If you are planning on buying a house soon, you have realized that there are more decisions to make than just “What house?”.
You will need to decide how you plan on financing the loan. The two main options that are usually presented to you are a 15-year mortgage and the 30-year mortgage. A 15-year mortgage has many benefits; APR rates are lower, you pay substantially less interest, and payments stop 15 years early! This is all off-set by paying more monthly.
Here is the questions you need to ask yourself:
Can you easily afford the payments of the 15 year mortgage?
If you take out a 15 year mortgage, would you have enough cash on hand to keep up with your lifestyle without building debt at higher interest rates on credit cards, student loans, car loans, etc?
Do you feel like your financial situation won’t change in the next 15 years?
Examples: Are you planning on having children? Will a 2-income household become a 1-income household if you do have children?
Many people take out a 30-year mortgage and plan on making extra principal payments every month so that it will be paid off in 15-years or so. This gives them the historically low fixed rate for a longer time and is easier to pay in months of financial crisis. However studies show that the average household doesn’t have the perseverance to continuously pay off extra each month.
Are you retiring soon?
The average age of a person taking out a 15-year mortgage is 40 years old according to USAToday.com. These people are closer to retiring and don’t want to be paying a mortgage into retirement.
Are you an investor, or want to be?
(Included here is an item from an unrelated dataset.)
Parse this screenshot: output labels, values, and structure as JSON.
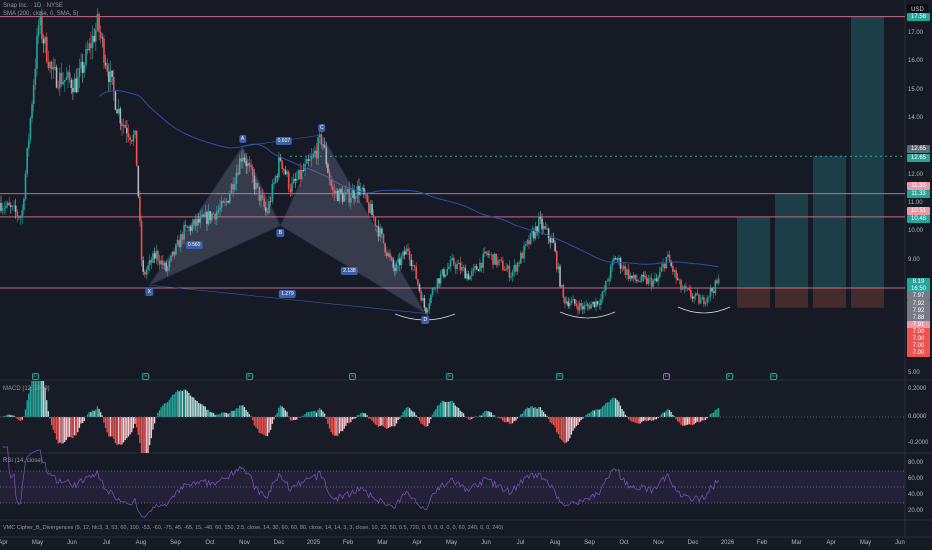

Some still choose a 30-year mortgage even if they can easily afford a 15-year mortgage. This is because it is “cheap money”. Today’s mortgage rates are low enough that many choose to invest their extra income into stocks, bonds, mutual funds, etc., because the average annual return on their investment is higher than what they are paying in interest. This is a perfectly legitimate strategy, however, it is not without risk! Especially after the recent recession, many feel having the deed to their house framed on their wall is priceless!